21 June 2002
Britain secured immunity from prosecution in the International Criminal Court for its troops in Afghanistan, while criticising the United States for its refusal to accept the tribunal.
President George Bush's opposition to the court has provoked sharp disagreements with his Nato and United Nations allies, all of whom have signed up to the body, intended as the world's first permanent war crimes tribunal. Last week, Britain and France said they would oppose a draft American resolution to the United Nations Security Council seeking judicial immunity for UN-mandated military missions. The US said that failure to adopt the measure could lead to it withdrawing its troops from UN missions.
However, before committing its troops to Afghanistan, Britain obtained a guarantee from the interim government that British and Allied troops with the International Security Assistance Force (ISAF) would not face trial before international tribunals for offences under international law.
American officials said the deal illustrated the double standards of Britain and itsallies. One said: "It is hypocritical of them to claim that we are somehow blocking justice when they seem to have the same reservations about international tribunals."

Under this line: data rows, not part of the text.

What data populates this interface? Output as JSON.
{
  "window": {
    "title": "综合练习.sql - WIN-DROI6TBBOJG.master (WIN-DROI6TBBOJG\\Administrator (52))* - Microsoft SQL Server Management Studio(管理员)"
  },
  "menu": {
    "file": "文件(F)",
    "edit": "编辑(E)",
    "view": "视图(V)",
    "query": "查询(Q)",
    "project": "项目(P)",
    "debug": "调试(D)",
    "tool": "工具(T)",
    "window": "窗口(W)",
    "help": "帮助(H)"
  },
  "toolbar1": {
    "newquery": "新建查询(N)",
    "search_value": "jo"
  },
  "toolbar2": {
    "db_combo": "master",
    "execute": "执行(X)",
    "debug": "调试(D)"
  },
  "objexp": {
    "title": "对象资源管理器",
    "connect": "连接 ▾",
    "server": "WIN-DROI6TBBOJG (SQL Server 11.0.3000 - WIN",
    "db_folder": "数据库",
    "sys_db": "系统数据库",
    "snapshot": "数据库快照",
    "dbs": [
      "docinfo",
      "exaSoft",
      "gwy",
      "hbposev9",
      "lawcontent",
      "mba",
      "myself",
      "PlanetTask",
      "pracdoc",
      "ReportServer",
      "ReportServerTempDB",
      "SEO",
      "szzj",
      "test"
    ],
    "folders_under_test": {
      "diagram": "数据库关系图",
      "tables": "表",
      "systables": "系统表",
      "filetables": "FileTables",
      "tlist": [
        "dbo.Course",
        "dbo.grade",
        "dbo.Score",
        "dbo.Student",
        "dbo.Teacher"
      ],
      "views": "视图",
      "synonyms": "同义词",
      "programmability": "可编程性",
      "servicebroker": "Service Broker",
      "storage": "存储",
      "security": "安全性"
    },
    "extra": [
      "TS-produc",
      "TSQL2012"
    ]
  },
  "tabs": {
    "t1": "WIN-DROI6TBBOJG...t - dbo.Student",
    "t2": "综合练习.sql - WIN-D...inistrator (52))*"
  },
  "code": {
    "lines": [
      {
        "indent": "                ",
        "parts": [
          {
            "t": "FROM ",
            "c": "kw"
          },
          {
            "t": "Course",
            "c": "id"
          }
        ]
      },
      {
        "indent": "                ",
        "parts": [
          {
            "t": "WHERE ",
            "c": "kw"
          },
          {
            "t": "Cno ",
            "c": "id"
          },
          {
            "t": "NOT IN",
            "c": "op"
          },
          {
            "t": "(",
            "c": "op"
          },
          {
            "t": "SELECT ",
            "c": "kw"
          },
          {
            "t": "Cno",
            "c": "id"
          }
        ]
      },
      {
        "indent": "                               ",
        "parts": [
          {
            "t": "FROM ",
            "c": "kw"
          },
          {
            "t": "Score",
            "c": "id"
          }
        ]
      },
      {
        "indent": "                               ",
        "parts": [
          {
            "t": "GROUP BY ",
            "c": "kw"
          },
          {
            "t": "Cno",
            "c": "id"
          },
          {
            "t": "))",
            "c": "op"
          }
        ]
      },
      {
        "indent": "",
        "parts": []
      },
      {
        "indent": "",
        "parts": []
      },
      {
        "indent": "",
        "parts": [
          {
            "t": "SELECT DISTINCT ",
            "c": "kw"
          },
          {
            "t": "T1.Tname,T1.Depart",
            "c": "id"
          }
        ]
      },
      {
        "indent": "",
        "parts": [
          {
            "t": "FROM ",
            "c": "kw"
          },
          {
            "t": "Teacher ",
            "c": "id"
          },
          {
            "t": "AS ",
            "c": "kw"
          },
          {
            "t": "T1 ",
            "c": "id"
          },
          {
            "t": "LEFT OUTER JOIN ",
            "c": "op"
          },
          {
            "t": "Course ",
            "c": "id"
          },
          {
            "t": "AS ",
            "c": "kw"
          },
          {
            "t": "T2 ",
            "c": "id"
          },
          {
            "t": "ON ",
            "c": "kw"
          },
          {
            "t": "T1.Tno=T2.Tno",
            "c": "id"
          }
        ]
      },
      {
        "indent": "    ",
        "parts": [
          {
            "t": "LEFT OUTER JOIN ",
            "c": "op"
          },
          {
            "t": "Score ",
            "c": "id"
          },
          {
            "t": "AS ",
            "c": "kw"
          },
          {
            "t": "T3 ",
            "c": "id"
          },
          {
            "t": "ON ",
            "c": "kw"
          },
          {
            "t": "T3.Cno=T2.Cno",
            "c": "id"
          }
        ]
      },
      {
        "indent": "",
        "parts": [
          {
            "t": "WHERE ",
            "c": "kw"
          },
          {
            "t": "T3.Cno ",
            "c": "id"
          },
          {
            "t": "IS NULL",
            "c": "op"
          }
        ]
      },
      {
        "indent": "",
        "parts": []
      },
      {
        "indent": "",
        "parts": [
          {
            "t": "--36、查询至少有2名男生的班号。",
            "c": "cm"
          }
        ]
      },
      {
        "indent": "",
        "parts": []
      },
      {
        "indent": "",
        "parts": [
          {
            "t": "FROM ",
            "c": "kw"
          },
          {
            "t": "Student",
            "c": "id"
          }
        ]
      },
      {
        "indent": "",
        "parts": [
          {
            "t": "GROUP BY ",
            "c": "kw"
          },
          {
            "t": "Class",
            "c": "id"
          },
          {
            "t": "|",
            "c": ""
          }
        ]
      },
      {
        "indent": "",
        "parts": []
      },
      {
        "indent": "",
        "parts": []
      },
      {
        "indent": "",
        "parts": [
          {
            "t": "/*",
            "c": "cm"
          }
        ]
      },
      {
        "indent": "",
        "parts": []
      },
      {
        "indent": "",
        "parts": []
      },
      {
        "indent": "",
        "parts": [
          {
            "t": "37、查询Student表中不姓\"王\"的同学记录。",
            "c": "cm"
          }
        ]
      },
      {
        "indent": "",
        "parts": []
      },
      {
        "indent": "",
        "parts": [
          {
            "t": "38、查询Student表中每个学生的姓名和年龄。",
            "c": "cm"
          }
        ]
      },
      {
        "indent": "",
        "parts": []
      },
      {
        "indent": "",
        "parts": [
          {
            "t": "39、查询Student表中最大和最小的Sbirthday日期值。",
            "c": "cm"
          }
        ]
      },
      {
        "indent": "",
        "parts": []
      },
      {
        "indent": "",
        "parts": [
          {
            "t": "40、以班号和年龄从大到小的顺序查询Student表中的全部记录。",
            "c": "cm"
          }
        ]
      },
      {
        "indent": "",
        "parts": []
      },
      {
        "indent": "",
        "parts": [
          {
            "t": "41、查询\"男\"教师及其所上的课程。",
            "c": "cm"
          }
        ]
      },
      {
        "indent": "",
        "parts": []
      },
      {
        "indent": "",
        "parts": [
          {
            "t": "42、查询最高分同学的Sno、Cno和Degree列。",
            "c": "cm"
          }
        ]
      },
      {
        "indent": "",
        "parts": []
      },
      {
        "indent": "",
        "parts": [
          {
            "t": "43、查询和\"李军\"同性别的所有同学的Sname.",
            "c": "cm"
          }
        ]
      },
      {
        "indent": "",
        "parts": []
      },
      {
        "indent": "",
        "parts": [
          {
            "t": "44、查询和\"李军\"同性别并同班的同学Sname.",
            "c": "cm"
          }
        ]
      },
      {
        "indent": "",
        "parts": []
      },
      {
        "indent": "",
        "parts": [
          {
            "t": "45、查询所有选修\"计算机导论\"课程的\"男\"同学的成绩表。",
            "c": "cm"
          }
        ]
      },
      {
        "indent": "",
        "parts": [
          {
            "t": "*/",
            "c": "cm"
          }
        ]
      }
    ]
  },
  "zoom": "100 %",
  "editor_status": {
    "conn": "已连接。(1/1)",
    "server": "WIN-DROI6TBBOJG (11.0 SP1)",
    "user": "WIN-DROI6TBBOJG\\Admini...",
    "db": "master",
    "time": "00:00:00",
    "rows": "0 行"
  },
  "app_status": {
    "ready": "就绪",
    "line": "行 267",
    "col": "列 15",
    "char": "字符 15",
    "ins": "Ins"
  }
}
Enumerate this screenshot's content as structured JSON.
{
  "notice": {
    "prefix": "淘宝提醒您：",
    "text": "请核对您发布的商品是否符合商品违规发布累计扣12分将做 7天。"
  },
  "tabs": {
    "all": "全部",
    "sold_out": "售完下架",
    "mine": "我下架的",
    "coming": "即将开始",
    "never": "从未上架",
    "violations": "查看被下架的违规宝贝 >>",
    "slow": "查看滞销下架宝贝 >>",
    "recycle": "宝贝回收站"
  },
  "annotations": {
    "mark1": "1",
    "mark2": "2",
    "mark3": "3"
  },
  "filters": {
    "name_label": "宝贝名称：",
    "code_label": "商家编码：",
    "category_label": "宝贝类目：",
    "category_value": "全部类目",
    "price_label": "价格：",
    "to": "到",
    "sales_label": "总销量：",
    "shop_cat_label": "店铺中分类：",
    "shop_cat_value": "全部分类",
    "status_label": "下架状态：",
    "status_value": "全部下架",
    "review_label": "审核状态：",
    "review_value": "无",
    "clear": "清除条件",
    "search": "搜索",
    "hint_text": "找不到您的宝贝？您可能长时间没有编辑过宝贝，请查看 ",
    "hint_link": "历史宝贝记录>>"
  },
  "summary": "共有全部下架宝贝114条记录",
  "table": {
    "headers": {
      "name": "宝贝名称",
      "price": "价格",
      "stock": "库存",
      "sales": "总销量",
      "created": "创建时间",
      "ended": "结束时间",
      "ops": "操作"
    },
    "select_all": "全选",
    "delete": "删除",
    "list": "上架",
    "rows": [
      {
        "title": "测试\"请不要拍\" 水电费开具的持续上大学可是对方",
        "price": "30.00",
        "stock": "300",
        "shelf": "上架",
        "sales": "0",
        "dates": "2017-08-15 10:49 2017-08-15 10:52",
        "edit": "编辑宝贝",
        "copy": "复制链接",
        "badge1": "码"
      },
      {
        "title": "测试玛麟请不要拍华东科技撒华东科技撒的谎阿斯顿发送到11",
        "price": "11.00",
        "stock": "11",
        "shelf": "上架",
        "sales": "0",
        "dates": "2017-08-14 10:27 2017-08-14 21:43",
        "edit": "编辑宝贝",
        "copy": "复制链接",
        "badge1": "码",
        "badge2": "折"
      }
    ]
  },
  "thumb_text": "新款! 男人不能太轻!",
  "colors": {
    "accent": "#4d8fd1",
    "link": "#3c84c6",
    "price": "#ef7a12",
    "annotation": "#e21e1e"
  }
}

British diplomatic sources said the immunity deal had been made because the force was under overall US command and because of the turbulent situation in Afghanistan. But American sources said the ISAF was British-led and the deal was a British and European initiative.The Ministry of Defence said the aim was to ensure British soldiers were under British jurisdiction.